If you find your best intentions to save are not helping your piggy bank, you’re not alone. Consider that in the latest 2012 Stats Canada census the average Canadian household earned $74,540 and spent $75,443. That means instead of putting money aside, on average, we drove ourselves $1k deeper into debt! An interesting additional stat published by CIBC revealed that 57% of Canadians planned to contribute to their savings in 2012. Ultimately only 26% of Canadians made contributions to their RSP in 2012. Not only are we poor savers…we’re also a bunch of liars.
There are plenty of financial commercials out there urging us to save and the government practically begs Canadians to do the same via their tax shelter plans (TFSA, RSP, RESP). Granted, there are lots of households out there struggling to make ends meet so saving for a rainy day is probably quite low on the priority list when you’re close to drowning already. In general we view saving as a good thing and most people understand that they’ll need accumulate money to pay their way once they retire. However, for the majority of households despite their understanding, saving it doesn’t seem to be happening.
In its simplest form saving is delayed gratification. The idea is you put off buying a few things you could otherwise afford now so that down the road you’ll be in a better financial position. So why do we struggle when saving is obviously in our best interest? The scientific answer is spending money on things gives our brain a quick splash of euphoria. We associate spending with happiness and the two become fused in our minds. As we spend more there is diminishing returns (we need to spend more to obtain the same euphoric feeling as before). I imagine a shopaholic would be at the extreme end of this spectrum.
It seems some people are just born savers and they are easily able to sock money away consistently. I’ve always considered myself a saver, and for me, it’s driven by a fear that I won’t have enough money down the road. The fear is enough to drive me to put off buying a new pair of running shoes when I’ve burned through the soles of my current pair. It’s enough to make me never use a shopping cart in Costco for fear I’ll spend out of control…and the list goes on. There is also an extreme side to this spectrum, which can be equally self-destructing as the above spenders.

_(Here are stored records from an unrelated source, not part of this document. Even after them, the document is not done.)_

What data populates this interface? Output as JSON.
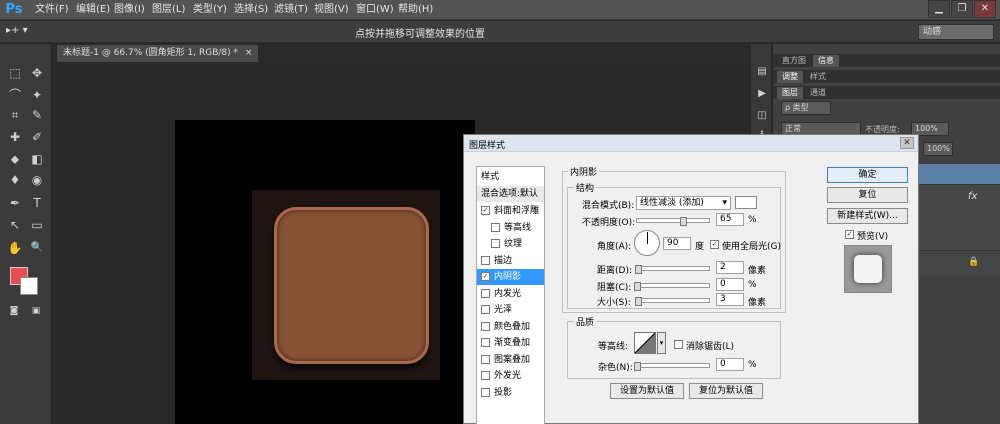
{
  "app": {
    "logo": "Ps"
  },
  "menu": [
    "文件(F)",
    "编辑(E)",
    "图像(I)",
    "图层(L)",
    "类型(Y)",
    "选择(S)",
    "滤镜(T)",
    "视图(V)",
    "窗口(W)",
    "帮助(H)"
  ],
  "window_controls": {
    "minimize": "▁",
    "restore": "❐",
    "close": "✕"
  },
  "options_bar": {
    "tool_preset": "▸+ ▾",
    "hint": "点按并拖移可调整效果的位置",
    "workspace": "动感"
  },
  "document_tab": {
    "title": "未标题-1 @ 66.7% (圆角矩形 1, RGB/8) *",
    "close": "×"
  },
  "tools": [
    "⬚",
    "✥",
    "⌒",
    "✦",
    "⌗",
    "✎",
    "✚",
    "✐",
    "⬥",
    "◧",
    "♦",
    "◉",
    "✒",
    "T",
    "↖",
    "▭",
    "✋",
    "🔍"
  ],
  "colors": {
    "foreground": "#e84d4d",
    "background": "#ffffff",
    "icon_fill": "#8a5235"
  },
  "right_panels": {
    "tab_row1": [
      "直方图",
      "信息"
    ],
    "tab_row2": [
      "调整",
      "样式"
    ],
    "tab_row3": [
      "图层",
      "通道"
    ],
    "filter_kind": "ρ 类型",
    "blend_mode": "正常",
    "opacity_label": "不透明度:",
    "opacity_value": "100%",
    "fill_value": "100%",
    "fx": "fx"
  },
  "dialog": {
    "title": "图层样式",
    "close": "✕",
    "styles_header": "样式",
    "blend_default": "混合选项:默认",
    "items": [
      {
        "label": "斜面和浮雕",
        "checked": true,
        "indent": false
      },
      {
        "label": "等高线",
        "checked": false,
        "indent": true
      },
      {
        "label": "纹理",
        "checked": false,
        "indent": true
      },
      {
        "label": "描边",
        "checked": false,
        "indent": false
      },
      {
        "label": "内阴影",
        "checked": true,
        "indent": false,
        "selected": true
      },
      {
        "label": "内发光",
        "checked": false,
        "indent": false
      },
      {
        "label": "光泽",
        "checked": false,
        "indent": false
      },
      {
        "label": "颜色叠加",
        "checked": false,
        "indent": false
      },
      {
        "label": "渐变叠加",
        "checked": false,
        "indent": false
      },
      {
        "label": "图案叠加",
        "checked": false,
        "indent": false
      },
      {
        "label": "外发光",
        "checked": false,
        "indent": false
      },
      {
        "label": "投影",
        "checked": false,
        "indent": false
      }
    ],
    "section_title": "内阴影",
    "structure_title": "结构",
    "blend_mode_label": "混合模式(B):",
    "blend_mode_value": "线性减淡 (添加)",
    "opacity_label": "不透明度(O):",
    "opacity_value": "65",
    "percent": "%",
    "angle_label": "角度(A):",
    "angle_value": "90",
    "degree": "度",
    "global_light_label": "使用全局光(G)",
    "distance_label": "距离(D):",
    "distance_value": "2",
    "choke_label": "阻塞(C):",
    "choke_value": "0",
    "size_label": "大小(S):",
    "size_value": "3",
    "px": "像素",
    "quality_title": "品质",
    "contour_label": "等高线:",
    "antialias_label": "消除锯齿(L)",
    "noise_label": "杂色(N):",
    "noise_value": "0",
    "set_default": "设置为默认值",
    "reset_default": "复位为默认值",
    "ok": "确定",
    "reset": "复位",
    "new_style": "新建样式(W)...",
    "preview_label": "预览(V)",
    "slider_levels": {
      "opacity": 0.65,
      "distance": 0.02,
      "choke": 0,
      "size": 0.02,
      "noise": 0
    }
  }
}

An obvious argument against the savers is you can’t take your money with you. Agreed, but I’d rather be prepared than caught out and in the end you can always leave your savings for those you love. Like most things in life, there’s a balance to be found here between saving and spending.
So if you find yourself unable to master your domain of spending here’s two tips:
- 1) Create Financial Goals
It’s hard to save when you don’t understand why you’re saving. That’s like running a race without knowing the location of the finish line. Once you determine your long term needs it becomes a lot easier to set your short term goals. If financial planning isn’t your forte, it makes sense to hire a fee-for-service financial planner who can help put this all into perspective.
- 2) Set it and Forget it (automation)
Take your emotions out of the equation and set up automatic withdrawals from your primary bank account to a separate savings account. I recommend setting up this withdrawal on your pay date so you don’t even notice the reduction in cash. Most banks allow you to set up regular bills payments to separate accounts free of charge. Below is a snapshot of my automatic bill payment to my Questrade Inc. savings account:
If you’re still wary in regards to your spending habits and saving amount check out this review of Digit, by my bud J$, a new service that helps analyze your spending habits and then automatically sets money aside from your account into a separate savings account. The service is currently only available in the US, but I suspect eventually it should roll out into Canada. These types of services could have a huge impact on those that struggle with the concept of saving.
The earlier you start saving the more the power of compounding interest starts to kick in. Even setting aside a couple bucks each month will have a huge impact in the long run, so don’t tell yourself it’s not worth saving. While investment gains and the market are factors often beyond our control our ability to consistently contribute to our nest egg is often the key to a prosperous, financial worry-free, life.by